Matthew Johnson enrolled in CPP to achieve principal certification in 2018. Here he shares his highlights of the journey so far.
After more than 30 years in education, you might think Matthew Johnson would find being a school principal relatively straightforward, but his role involves a degree of complexity few of his peers would experience. As the leader of Glenvale Special School in NSW, he must deliver high quality education to students with moderate to severe intellectual and physical needs, from pre-school to 18 years, and spread over three campuses.
I’d encourage any principal who wants to go through certification to do it. Do it, get validated, be proud of what you do and really celebrate the achievement of being a fantastic principal.
—Matthew Johnson CPP, Principal, Glenvale Special School, and National President, ASEPA
A focus on the individual
Matthew has been working in the special school setting for more than 20 years.

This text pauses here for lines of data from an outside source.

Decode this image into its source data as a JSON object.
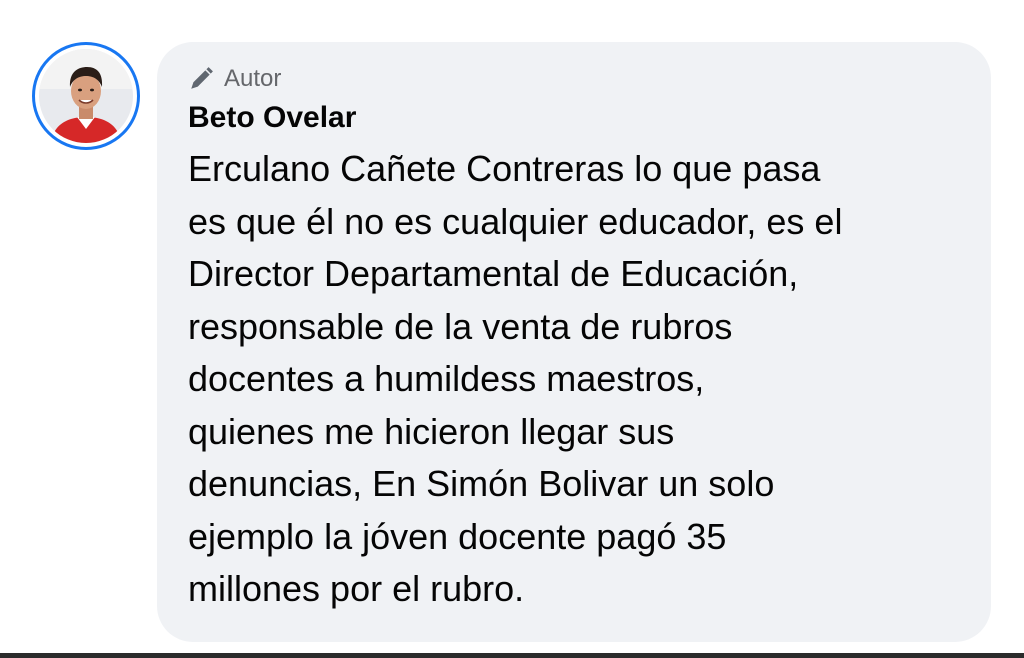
{
  "comment": {
    "author_badge": "Autor",
    "author_name": "Beto Ovelar",
    "text": "Erculano Cañete Contreras lo que pasa\nes que él no es cualquier educador, es el\nDirector Departamental de Educación,\nresponsable de la venta de rubros\ndocentes a humildess maestros,\nquienes me hicieron llegar sus\ndenuncias, En Simón Bolivar un solo\nejemplo la jóven docente pagó 35\nmillones por el rubro."
  },
  "icons": {
    "badge": "pencil-icon",
    "avatar": "profile-photo"
  },
  "colors": {
    "bubble_background": "#f0f2f5",
    "avatar_ring": "#1877f2",
    "text": "#050505",
    "secondary_text": "#65676b",
    "shirt": "#d62828"
  }
}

At Glenvale, the focus is on the learning needs of each individual student. While it’s a philosophy that wouldn’t be out of place in other schools, Matthew explains that it’s essential at Glenvale.

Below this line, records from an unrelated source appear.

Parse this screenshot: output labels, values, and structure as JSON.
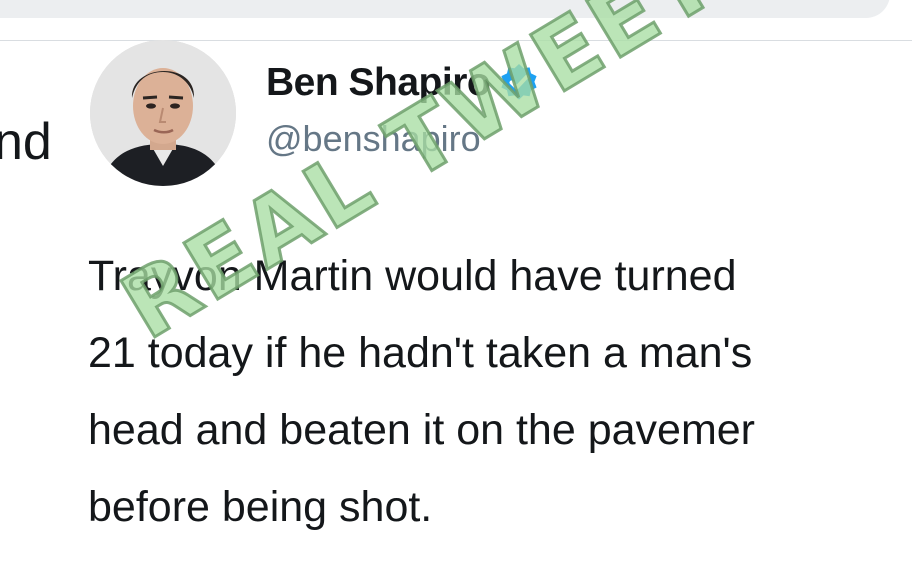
{
  "left_fragment": "nd",
  "tweet": {
    "author": {
      "display_name": "Ben Shapiro",
      "handle": "@benshapiro",
      "verified_icon": "verified-badge-icon",
      "avatar_icon": "avatar"
    },
    "lines": [
      "Trayvon Martin would have turned",
      "21 today if he hadn't taken a man's",
      "head and beaten it on the pavemer",
      "before being shot."
    ]
  },
  "watermark": {
    "text": "REAL TWEET",
    "color": "#a8dea3"
  },
  "colors": {
    "verified_blue": "#1da1f2",
    "handle_gray": "#657786",
    "text_dark": "#14171a"
  }
}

‘We have a clear emphasis on developing individual learning plans and programs based on SMART goals and assessment,’ Matthew says. ‘For these students, there’s no curriculum that accommodates their range of needs, and assessment tools are not fine-grained enough.’
Assessment of student learning and achievement is one of the biggest challenges in the special education environment, Matthew says. Students are often not able to sit the high-stakes standardised tests used in other schools and settings, so assessments in the special education setting are formative and rely on ongoing evidence of learning. Accordingly, Glenvale’s teachers are accustomed to constantly adjusting their approach based on learning outcomes.

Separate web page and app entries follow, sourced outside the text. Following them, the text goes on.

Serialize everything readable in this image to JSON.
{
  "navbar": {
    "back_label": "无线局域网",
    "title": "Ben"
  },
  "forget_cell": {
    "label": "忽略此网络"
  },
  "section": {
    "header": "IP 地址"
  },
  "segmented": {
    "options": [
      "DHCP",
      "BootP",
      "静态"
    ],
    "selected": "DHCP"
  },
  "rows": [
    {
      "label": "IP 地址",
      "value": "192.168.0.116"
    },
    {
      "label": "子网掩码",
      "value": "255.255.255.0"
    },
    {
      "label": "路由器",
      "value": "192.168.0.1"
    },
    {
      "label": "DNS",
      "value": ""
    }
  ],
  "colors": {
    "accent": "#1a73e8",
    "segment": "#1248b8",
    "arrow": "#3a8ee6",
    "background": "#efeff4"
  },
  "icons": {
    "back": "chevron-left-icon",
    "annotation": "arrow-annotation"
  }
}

‘It’s the challenge of working in a complex environment,’ Matthew says, ‘And it’s what motivated me and ultimately encouraged me to pursue principal certification through CPP.’
Rigor, impact and recognition
Matthew worked in high schools, central schools and primary schools in rural and metropolitan areas before joining Glenvale and taking up the role of National President of the Australian Special Education Principals Association (ASEPA). It was his work with ASEPA that motivated Matthew to embark on principal certification with Certified Practising Principal (CPP).
‘I was looking for a program that was national in scope, since I am representing all of our Australian special education leaders,’ he says. ‘I was drawn to CPP because of its recognition across system boundaries, as well as for its rigor and impact.’
The initial face-to-face meetings and induction were a clear highlight of CPP.
‘To mix with principals from different systems, jurisdictions and school types was a great opportunity to see how evidence of practice and school and leadership improvement is as varied as our principal roles and school contexts,’ Matthew says.
Big picture leadership in school improvement
Matthew believes that the format of CPP has been instrumental in supporting him to meet the real challenges of leading a special school.
‘You can choose CPP portfolio initiatives that form part of your school improvement plans,’ he says. ‘That way you reflect critically on your own practice while implementing those plans and strategies and analysing your impact.
‘CPP and the certification process is about your leadership of those big picture plans and the how and why of your leadership.’